FDOT Road Project : An Opinion
March 3, 2021
The first year following the vote to incorporate the Village, Hurricane Georges came to call in September of 1998. Not a terribly strong hurricane as hurricanes go, but for a new Village it was quite an education, a whole lot of work, and a huge expense. A series of storms followed in 1999, 2004 and 2005. And then Hurricane Irma in 2017.
Living in the historic path of so many storms, residents of the Keys usually know just what to watch for and how to prepare. In addition to protecting their own property and the safety of family and friends, the one issue about hurricanes that residents of Islamorada, and particularly those on Lower Matecumbe, fear is whether the highway at Sea Oats Beach will survive.
The Keys have a resident population of about 75,000. An estimated 50,000 of the population lives past Sea Oats Beach, thought to be the lowest lying stretch of US One. After virtually every Keys hurricane since incorporation, as well as a couple of the tropical storms, the highway had to be cleared of sand and debris and roadway damage repaired to provide access after the storms to parts of the Keys south of MM75.
Several things about this project are surprising if not shocking.
Sea Level Rise; Not Tropical Storm Surge Protection
When asked about protection from hurricanes at the FDOT virtual meeting on February 23, 2021, an FDOT engineer stated that the goal of the upcoming project, is to stabilize and strengthen the highway and elevate it above the rising tides anticipated by 2040. It would not be feasible to raise the highway enough to avoid significant storm surge. FDOT believes the surge from strong storms will flow over the strengthened highway but leave it intact.
FDOT is now near completion of the revetment project intended to protect the highway from storm surge. FDOT engineers were clear. Their priority is not turtles. Their priority is the highway.
They seemed convinced the strengthened highway would be able to withstand significant surge. Storm surge can be mighty powerful hitting an embankment with its full force.
What is the priority: do we protect the highway, property owners, or the turtle nesting beach? Can we do both?
With each storm, the famed turtle nesting beach erodes a bit more. Now there is no beach at all in high tide at the north end of Sea Oats Beach. Some turtles can still nest at the south end and in front of homes on Sunset Dr.
Is there an agency that should be helping Islamorada protect our sea turtle nesting beaches? Should Islamorada be doing more to help? Development of waterfront properties over the decades has certainly eliminated so many of the environmental resources of the Keys. More residents who came to the Keys for its natural beauty and for nature’s treasures need to get involved and speak up! Of course there must be a way to save sea turtle nesting beaches, especially ones that are publicly owned. But maybe not this one.
US One as a dam

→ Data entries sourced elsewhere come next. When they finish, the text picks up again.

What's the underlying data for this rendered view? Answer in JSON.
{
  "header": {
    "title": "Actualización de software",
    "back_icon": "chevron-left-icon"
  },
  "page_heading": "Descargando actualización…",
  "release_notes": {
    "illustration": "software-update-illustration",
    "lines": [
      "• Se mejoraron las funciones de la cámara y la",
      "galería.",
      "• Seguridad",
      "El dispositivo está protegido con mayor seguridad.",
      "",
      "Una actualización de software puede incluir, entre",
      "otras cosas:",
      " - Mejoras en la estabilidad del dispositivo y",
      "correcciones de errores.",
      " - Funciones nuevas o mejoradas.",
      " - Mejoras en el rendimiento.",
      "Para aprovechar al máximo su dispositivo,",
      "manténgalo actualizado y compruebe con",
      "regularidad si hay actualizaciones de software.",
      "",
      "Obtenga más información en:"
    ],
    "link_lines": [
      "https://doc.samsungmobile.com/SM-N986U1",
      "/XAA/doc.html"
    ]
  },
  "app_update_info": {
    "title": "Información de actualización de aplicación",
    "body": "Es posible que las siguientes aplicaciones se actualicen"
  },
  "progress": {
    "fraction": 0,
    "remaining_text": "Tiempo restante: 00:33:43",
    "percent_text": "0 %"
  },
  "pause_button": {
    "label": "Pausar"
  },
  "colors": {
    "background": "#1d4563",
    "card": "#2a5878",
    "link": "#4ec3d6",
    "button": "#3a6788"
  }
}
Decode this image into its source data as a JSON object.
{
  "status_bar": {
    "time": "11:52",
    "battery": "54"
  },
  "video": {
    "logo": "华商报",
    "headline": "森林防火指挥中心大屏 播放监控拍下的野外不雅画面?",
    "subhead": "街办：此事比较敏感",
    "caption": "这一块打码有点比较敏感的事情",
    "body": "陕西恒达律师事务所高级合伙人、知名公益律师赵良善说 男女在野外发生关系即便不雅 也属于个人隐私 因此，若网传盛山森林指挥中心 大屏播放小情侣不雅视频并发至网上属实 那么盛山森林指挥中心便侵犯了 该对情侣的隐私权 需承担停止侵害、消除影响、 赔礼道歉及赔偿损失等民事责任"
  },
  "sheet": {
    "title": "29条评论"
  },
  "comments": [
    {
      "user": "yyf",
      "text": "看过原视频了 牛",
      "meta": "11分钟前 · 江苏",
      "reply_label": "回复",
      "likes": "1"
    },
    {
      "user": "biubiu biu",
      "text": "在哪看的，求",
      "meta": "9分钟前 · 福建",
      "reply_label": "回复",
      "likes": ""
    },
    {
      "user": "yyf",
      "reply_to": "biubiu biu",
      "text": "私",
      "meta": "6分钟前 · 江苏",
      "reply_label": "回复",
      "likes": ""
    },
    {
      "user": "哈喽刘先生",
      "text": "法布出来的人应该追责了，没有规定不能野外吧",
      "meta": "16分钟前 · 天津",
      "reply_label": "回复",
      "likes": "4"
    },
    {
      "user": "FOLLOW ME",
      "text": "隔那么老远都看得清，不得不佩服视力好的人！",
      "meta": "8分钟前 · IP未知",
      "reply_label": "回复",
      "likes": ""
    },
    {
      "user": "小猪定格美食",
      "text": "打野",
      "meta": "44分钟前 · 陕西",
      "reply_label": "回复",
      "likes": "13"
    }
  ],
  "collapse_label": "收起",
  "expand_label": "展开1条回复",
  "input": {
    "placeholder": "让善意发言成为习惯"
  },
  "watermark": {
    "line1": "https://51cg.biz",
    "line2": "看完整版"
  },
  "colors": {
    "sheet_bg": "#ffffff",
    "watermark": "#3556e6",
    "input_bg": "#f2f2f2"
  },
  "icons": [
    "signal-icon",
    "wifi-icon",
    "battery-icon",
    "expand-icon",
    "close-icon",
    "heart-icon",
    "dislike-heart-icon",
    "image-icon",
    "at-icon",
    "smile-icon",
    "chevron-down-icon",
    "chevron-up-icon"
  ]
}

The elevation of US One is typically higher than the properties on either side of the highway, forming an obstacle to storm surge much like a dam. This “dam” batters the nearby properties, often destroying anything lower than the height of the highway: ground level enclosures, decking, landscaping. Raising the elevation of the highway will result in the potential for significantly more damage to the properties nearby, until the surge is high enough to go over the highway.
In a strong storm any space above the elevation of U.S. One is less likely to flood as the water will go over the highway instead of being constrained by the highway.
This was a lesson learned back in 1935. When the railroad was built, they filled the entire distance from Upper Matecumbe to Lower Matecumbe. When the 1935 storm arrived the “Fill” acted as a huge dam, causing significant damage to the fill itself and to properties throughout the area.
This is what Barbara Edgar, a nearby property owner, had to say:
Barbara provided these photos of the highway at Sea Oats Beach after Hurricane Donna in 1960.
The impact of “sea level rise” by 2040 is 20 years away. But the next major hurricane could come at any time and hit with all its fury. Surely there should be an appropriate plan that will both protect property owners from an elevated highway dam and assurance that this critical section of highway will not undermined or washed away.
Drainage onto Village-owned Right of Way
On February 10, 2005, FDOT provided a quit claim deed for 50’ of right of way on Lower Matecumbe, bayside, and the Old Highway on the other three islands. The council accepted the gift from FDOT by resolution, thus accepting the maintenance as well. But does that alter any responsibility FDOT may have to assure the runoff from US One does not flood the Village owned portion of the right of way? Surely the two governments can work together to resolve this issue.